It was watched by 9.3 million people making it the most-watched Fox cartoon of the night beating Family Guy which was second with 9.2 million viewers.[5] It received 247,000 fewer viewers than the previous year's season premiere.[5]

Robert Canning of IGN called it a "decent, if fun start to the twentieth season".[2] In the end, he gave a final rating of 7.2/10.[2] Joel Brown of "MeeVee" gave the episode a B-.[8] Justin Gagnon of The Daily Collegian called the episode "worthwhile viewing for both big fans and occasional watchers and proves that even after 20 seasons the show still can dish up some fresh laughs."[10] Screen Rant called it the best episode of the 20th season.[11]


The episode stirred controversy in Northern Ireland over the brawl that occurred in the opening act of the episode.
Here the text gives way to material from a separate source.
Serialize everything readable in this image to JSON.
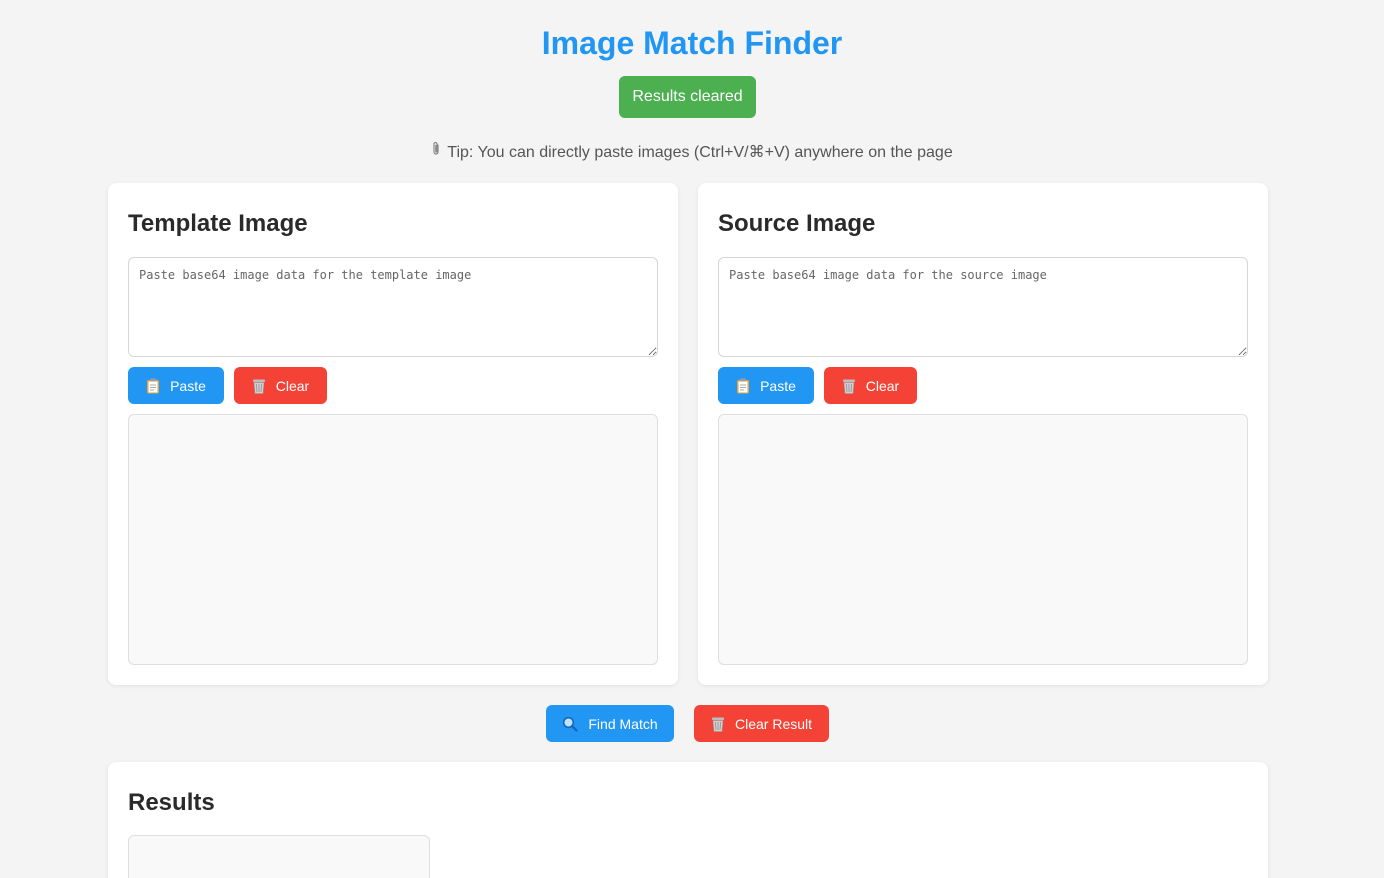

The brawl, between Irish and Northern Irish people, included Bart's line "Where are the IRA when you need them?"[12] Gregory Campbell, a British MP for East Londonderry in Northern Ireland said "The Simpsons is a humorous cartoon but the context of using a line like that about an organisation which caused so much death will lead people to have very mixed views, some people may take it as a light-hearted reference, while others who were affected by the real life violence of the IRA and are still suffering with that legacy, will not."[13] The line is usually cut from UK broadcasts of the episode.
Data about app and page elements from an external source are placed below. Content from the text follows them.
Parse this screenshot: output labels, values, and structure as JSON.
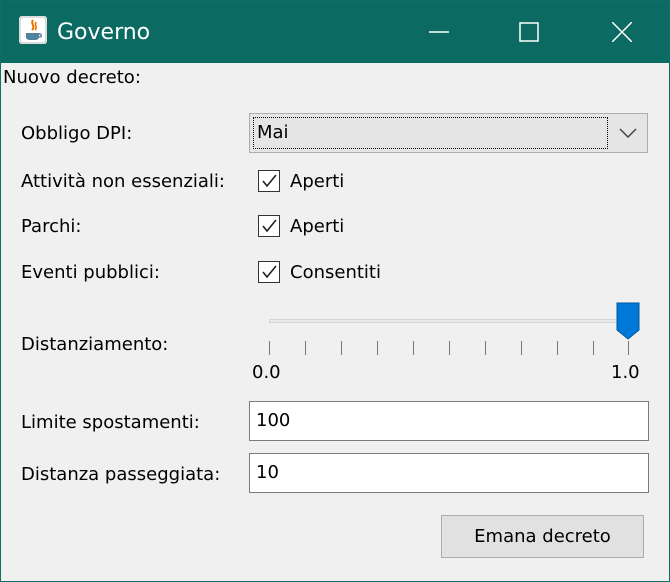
{
  "window": {
    "title": "Governo",
    "controls": {
      "minimize": "minimize-icon",
      "maximize": "maximize-icon",
      "close": "close-icon"
    }
  },
  "form": {
    "heading": "Nuovo decreto:",
    "obbligo_dpi": {
      "label": "Obbligo DPI:",
      "selected": "Mai"
    },
    "attivita": {
      "label": "Attività non essenziali:",
      "checkbox_label": "Aperti",
      "checked": true
    },
    "parchi": {
      "label": "Parchi:",
      "checkbox_label": "Aperti",
      "checked": true
    },
    "eventi": {
      "label": "Eventi pubblici:",
      "checkbox_label": "Consentiti",
      "checked": true
    },
    "distanziamento": {
      "label": "Distanziamento:",
      "min_label": "0.0",
      "max_label": "1.0",
      "value": 1.0
    },
    "limite": {
      "label": "Limite spostamenti:",
      "value": "100"
    },
    "distanza": {
      "label": "Distanza passeggiata:",
      "value": "10"
    },
    "submit_label": "Emana decreto"
  },
  "colors": {
    "titlebar": "#0b6b63",
    "accent": "#0078d7"
  }
}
  1. ^ a b "Fox Flash". Archived from the original on 2008-09-12. Retrieved 2008-09-06.
  2. ^ a b c d Robert Canning (2008-09-27). "IGN: Sex, Pies and Idiot Scrapes Review". IGN. Retrieved 2008-09-27. Italic or bold markup not allowed in: |publisher= (help)
  3. ^ Snierson, Dan (2008-07-02). "'The Simpsons': Denis Leary, Julia Louis-Dreyfus among next season's guest stars". Entertainment Weekly. Archived from the original on 2008-08-28. Retrieved 2008-07-05.
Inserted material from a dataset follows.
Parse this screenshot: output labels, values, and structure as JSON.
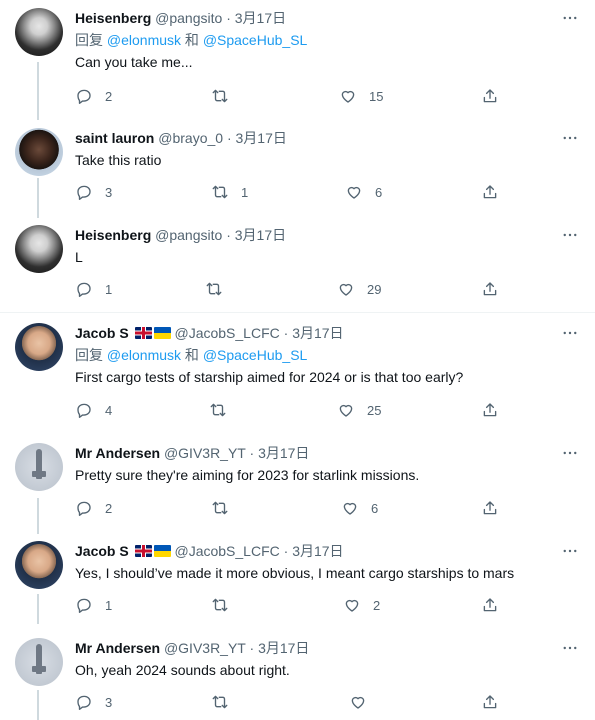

  4. ^ Wheat, Alynda (2008-07-26). "Comic-Con: 'The Simpsons'...coming to an end?". Entertainment Weekly. Retrieved 2008-07-26.
  5. ^ a b c Bierly, Mandy (2008-09-29). "Ratings: 'Desperate Housewives' returns to win Sunday night". Entertainment Weekly. Archived from the original on 2008-10-03. Retrieved 2008-09-29.
  6. ^ Christine M (2008-09-30). "The Simpsons - "Sex, Pies and Idiot Scrapes" (Episode 2001)". Recapist. Retrieved 2008-09-29.
  7. ^ a b c d e f Bates, James W.; Gimple, Scott M.; McCann, Jesse L.; Richmond, Ray; Seghers, Christine, eds. (2010). Simpsons World The Ultimate Episode Guide: Seasons 1–20 (1st ed.). Harper Collins Publishers. pp. 958–959. ISBN 978-0-00-738815-8.
  8. ^ a b Joel Brown (2008-09-25). "Welcome back, "Simpsons" - Talking With Al Jean". TV with MeeVee. Archived from the original on September 29, 2008. Retrieved 2008-09-29.
  9. ^ Bates, et al., p. 1024
  10. ^ Justin Gagnon (2008-09-25). "Animation Domination returns to Fox". The Daily Collegian. Archived from the original on 2008-12-01. Retrieved 2008-09-29.
  11. ^ Sim, Bernardo (2019-09-22). "The Simpsons: The Best Episode In Every Season, Ranked". Screen Rant. Retrieved 2019-09-22.
  12. ^ "Where are the IRA when you need them? - Bart Simpson". Belfast Telegraph. 2008-10-17. Retrieved 2008-10-20.
  13. ^ "Campbell not impressed with Simpsons humour". Londonderry Sentinel. 2008-10-15. Retrieved 2008-10-20.

External links